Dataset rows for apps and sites
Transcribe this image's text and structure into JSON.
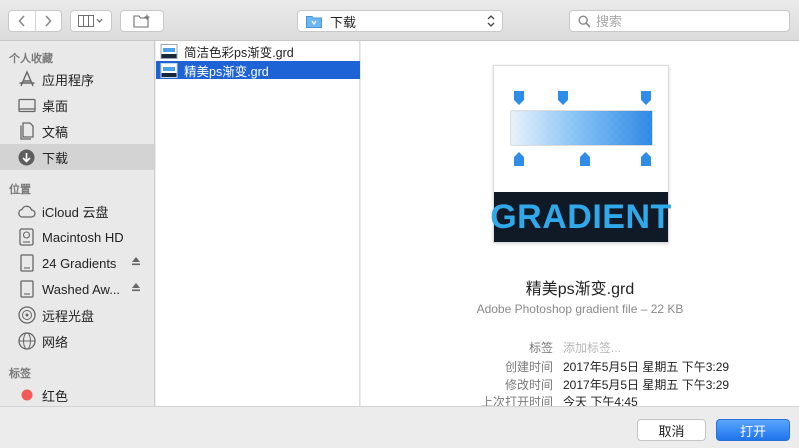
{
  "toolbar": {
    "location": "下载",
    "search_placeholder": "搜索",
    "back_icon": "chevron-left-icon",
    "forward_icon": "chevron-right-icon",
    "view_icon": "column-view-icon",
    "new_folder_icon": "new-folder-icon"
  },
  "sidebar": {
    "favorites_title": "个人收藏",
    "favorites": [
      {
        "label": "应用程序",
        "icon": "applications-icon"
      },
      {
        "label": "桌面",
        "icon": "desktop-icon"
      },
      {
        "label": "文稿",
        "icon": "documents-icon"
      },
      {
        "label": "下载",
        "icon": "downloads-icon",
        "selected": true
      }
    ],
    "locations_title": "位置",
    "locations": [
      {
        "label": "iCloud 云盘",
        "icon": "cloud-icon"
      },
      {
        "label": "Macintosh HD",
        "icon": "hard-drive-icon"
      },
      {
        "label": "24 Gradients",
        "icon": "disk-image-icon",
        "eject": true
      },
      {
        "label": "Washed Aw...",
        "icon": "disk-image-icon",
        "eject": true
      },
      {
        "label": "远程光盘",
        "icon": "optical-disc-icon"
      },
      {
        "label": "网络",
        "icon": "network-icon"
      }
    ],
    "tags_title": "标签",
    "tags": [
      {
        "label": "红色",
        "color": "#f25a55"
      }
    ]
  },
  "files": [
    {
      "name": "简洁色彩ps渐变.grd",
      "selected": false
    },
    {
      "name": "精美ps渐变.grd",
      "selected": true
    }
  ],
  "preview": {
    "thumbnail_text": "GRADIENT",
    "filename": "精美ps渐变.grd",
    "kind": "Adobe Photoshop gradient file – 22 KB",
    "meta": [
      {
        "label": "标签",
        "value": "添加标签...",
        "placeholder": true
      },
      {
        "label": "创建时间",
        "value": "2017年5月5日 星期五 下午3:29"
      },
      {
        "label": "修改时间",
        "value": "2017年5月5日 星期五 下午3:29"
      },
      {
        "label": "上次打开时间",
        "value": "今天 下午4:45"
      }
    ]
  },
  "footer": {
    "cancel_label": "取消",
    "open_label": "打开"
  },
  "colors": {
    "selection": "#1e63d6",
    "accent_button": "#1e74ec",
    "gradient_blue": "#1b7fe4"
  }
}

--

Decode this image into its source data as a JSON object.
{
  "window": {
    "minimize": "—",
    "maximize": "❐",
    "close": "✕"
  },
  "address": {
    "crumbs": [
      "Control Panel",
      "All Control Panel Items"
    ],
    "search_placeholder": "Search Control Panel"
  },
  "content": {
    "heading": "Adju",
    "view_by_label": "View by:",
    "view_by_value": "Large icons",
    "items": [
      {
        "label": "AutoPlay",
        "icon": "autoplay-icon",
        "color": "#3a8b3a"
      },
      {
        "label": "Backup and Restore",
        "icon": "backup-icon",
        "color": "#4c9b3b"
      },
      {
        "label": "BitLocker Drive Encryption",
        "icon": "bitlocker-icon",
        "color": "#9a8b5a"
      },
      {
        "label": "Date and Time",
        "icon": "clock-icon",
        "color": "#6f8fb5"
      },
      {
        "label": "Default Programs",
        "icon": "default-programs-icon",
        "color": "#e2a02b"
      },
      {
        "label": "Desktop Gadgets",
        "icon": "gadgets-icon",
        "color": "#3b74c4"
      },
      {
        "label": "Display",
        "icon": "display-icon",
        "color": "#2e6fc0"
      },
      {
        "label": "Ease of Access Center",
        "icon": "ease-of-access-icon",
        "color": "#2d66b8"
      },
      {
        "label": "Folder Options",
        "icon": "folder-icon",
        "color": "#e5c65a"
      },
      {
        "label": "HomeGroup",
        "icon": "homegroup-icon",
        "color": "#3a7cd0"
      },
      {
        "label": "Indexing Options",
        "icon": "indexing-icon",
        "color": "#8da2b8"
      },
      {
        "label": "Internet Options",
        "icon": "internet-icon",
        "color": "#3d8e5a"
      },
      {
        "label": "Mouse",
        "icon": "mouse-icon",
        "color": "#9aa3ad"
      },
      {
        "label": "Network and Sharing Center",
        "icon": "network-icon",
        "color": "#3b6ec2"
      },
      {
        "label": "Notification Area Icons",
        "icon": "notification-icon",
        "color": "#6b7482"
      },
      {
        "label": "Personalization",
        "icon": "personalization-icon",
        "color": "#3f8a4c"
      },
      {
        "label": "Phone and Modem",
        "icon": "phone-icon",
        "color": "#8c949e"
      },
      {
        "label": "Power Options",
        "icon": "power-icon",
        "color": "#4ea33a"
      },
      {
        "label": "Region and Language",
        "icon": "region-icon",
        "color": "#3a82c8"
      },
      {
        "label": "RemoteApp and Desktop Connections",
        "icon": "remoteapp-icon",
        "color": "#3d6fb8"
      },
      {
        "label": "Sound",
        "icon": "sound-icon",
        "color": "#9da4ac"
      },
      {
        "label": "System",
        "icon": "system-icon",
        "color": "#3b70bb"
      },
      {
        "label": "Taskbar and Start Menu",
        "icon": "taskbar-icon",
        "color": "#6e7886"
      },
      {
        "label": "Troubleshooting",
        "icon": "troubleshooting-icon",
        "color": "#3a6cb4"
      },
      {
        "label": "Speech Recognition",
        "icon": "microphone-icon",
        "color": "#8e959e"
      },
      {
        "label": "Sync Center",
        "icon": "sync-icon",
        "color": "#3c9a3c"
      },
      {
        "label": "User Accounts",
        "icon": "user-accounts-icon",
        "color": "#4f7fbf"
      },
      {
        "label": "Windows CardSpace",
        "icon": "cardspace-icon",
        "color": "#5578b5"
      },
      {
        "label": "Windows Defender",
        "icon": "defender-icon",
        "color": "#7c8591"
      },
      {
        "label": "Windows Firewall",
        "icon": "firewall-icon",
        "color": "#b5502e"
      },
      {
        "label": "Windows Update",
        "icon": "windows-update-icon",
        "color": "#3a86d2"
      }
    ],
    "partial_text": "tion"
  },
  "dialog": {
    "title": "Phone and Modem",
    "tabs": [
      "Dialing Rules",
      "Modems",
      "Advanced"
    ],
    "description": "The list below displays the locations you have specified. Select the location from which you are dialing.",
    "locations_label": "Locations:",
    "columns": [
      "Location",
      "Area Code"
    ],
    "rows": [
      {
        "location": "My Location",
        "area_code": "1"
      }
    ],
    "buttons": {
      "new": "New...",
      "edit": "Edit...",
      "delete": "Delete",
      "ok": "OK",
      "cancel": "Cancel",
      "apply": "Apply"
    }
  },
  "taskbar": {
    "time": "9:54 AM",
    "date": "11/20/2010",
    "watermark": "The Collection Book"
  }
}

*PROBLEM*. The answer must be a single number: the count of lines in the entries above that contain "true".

*EXERCISE RESULT*. 5